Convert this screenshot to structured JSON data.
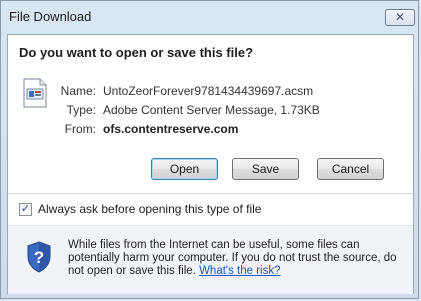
{
  "window": {
    "title": "File Download",
    "close_glyph": "✕"
  },
  "dialog": {
    "question": "Do you want to open or save this file?",
    "file": {
      "name_label": "Name:",
      "name_value": "UntoZeorForever9781434439697.acsm",
      "type_label": "Type:",
      "type_value": "Adobe Content Server Message, 1.73KB",
      "from_label": "From:",
      "from_value": "ofs.contentreserve.com",
      "icon": "document-icon"
    },
    "buttons": {
      "open": "Open",
      "save": "Save",
      "cancel": "Cancel"
    },
    "checkbox": {
      "label": "Always ask before opening this type of file",
      "checked": true,
      "glyph": "✓"
    },
    "warning": {
      "icon": "shield-question-icon",
      "text": "While files from the Internet can be useful, some files can potentially harm your computer. If you do not trust the source, do not open or save this file.",
      "link": "What's the risk?"
    }
  }
}
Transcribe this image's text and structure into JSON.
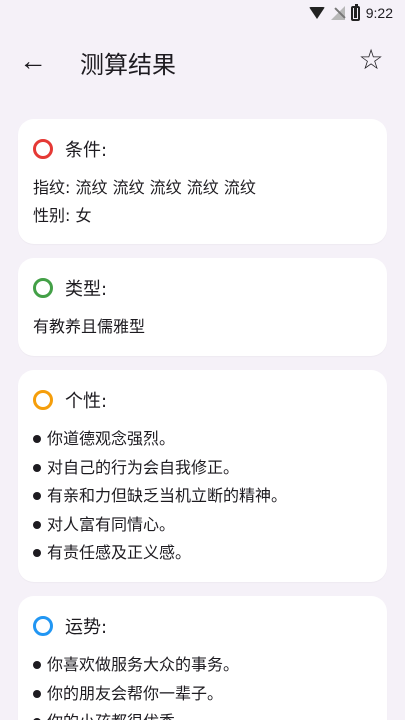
{
  "status": {
    "time": "9:22"
  },
  "app_bar": {
    "title": "测算结果"
  },
  "conditions": {
    "title": "条件:",
    "fingerprint": "指纹: 流纹 流纹 流纹 流纹 流纹",
    "gender": "性别: 女",
    "color": "#e53935"
  },
  "type": {
    "title": "类型:",
    "text": "有教养且儒雅型",
    "color": "#43a047"
  },
  "personality": {
    "title": "个性:",
    "color": "#f59e0b",
    "items": [
      "你道德观念强烈。",
      "对自己的行为会自我修正。",
      "有亲和力但缺乏当机立断的精神。",
      "对人富有同情心。",
      "有责任感及正义感。"
    ]
  },
  "fortune": {
    "title": "运势:",
    "color": "#2196f3",
    "items": [
      "你喜欢做服务大众的事务。",
      "你的朋友会帮你一辈子。",
      "你的小孩都很优秀。"
    ]
  }
}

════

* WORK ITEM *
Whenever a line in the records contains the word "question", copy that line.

* SOLUTION *
    "question": "Do you want to open or save this file?",
      "icon": "shield-question-icon",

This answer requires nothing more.